Het gerenommeerde tijdschrift The Economist roemde de ‘disruptieve innovatie’-theorie van Clayton Christensen als ‘één van de meest invloedrijke moderne zakelijke ideeën’ ooit. De theorie wordt tegenwoordig keer op keer gebruikt om het succes van bedrijven zoals Netflix, Spotify, Uber, Airbnb en Tesla te verklaren. Disruptie is de nieuwe religie die vanuit Silicon Valley wordt gepredikt. Vraag is echter hoeveel waarde we aan dit geloof moeten hechten? Van creatieve destructie naar disruptieve innovatie In 1942 introduceerde de Oostenrijkse econoom Joseph Schumpeter het begrip ‘creatieve destructie’. Hij duidde daarmee de innovatiedynamiek waarin nieuwe technologie steeds weer een nieuw tijdperk aankondigt ten koste van bestaande business. Vijfenvijftig jaar later scherpte Harvard-hoogleraar Clayton Christensen dit basisconcept aan tot ‘disruptieve innovatie’ in zijn boek ‘The Innovator’s Dilemma’ waarin hij antwoordt geeft op de vraag waarom bestaande bedrijven falen. Bedrijven worden volgens hem ingehaald door de ‘snelheid van de geschiedenis’. Managers nemen op het eerste oog beslissingen die in het verleden goed uitgepakt hadden, maar in het heden al lang achterhaald zijn. Volgens Christensen impliceert het ‘innovator’s dilemma’ dat ‘het juiste doen verkeerd is’.
Apply the principles of digital, clear, fluid, and fast in creating organizational cultures that enable innovation and will thrive in the 21st century. Understand the key drivers of the Millennial generation in terms of employee engagement and innovation, in order to understand how their perspective is relevant to the broader changes we face leading and managing organizations in today’s environment. Learn some practical ways to start shifting the innovation culture of your own organization by changing processes and technologies and facilitating new behaviors among employees from all generations.

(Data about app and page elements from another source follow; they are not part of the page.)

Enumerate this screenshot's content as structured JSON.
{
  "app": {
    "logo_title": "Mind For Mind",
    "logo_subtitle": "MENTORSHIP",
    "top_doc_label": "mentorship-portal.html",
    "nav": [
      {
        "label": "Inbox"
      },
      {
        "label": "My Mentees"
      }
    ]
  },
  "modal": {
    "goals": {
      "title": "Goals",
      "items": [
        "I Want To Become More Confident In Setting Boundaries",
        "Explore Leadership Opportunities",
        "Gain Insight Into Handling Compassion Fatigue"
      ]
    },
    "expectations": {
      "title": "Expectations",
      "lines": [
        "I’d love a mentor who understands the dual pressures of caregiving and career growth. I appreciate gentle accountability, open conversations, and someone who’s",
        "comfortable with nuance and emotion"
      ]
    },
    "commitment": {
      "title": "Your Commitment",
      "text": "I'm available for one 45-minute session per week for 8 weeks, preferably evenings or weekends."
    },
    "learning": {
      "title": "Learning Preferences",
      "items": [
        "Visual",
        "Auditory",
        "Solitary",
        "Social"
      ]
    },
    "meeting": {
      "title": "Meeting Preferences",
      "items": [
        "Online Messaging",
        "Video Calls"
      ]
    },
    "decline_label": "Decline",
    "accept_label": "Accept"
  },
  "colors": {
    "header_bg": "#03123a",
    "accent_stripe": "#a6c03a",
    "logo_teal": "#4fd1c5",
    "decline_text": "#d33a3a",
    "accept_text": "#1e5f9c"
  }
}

17 Reasons Creative People Are Wonderful Partners Communication Relationships by Janice Wald Go ahead. It’s time to name names. Think of a creative person. Who comes to mind? Leonardo da Vinci? Your loved one? They really aren’t all that different. According to the Miriam Webster Dictionary, a synonym for creativity is inventiveness. Da Vinci is one of the greatest inventors of all time. Another synonym is originality. If your loved one fits the dictionary definition of creative, “the ability to think of new things or create new things,” like da Vinci, it is all too probable that your loved one has been criticized, perhaps even by you. It is precisely because they are so original that they are often misunderstood. Whether or not your loved one is a modern-day da Vinci, there may not be as many reasons to criticize them as you think. They have many attributes that make them strong partners in a relationship.
Sharing your scoops to your social media accounts is a must to distribute your curated content. Not only will it drive traffic and leads through your content, but it will help show your expertise with your followers.
How to integrate my topics' content to my website?
Integrating your curated content to your website or blog will allow you to increase your website visitors’ engagement, boost SEO and acquire new visitors. By redirecting your social media traffic to your website, Scoop.it will also help you generate more qualified traffic and leads from your curation work.
Distributing your curated content through a newsletter is a great way to nurture and engage your email subscribers will developing your traffic and visibility.
Creating engaging newsletters with your curated content is really easy.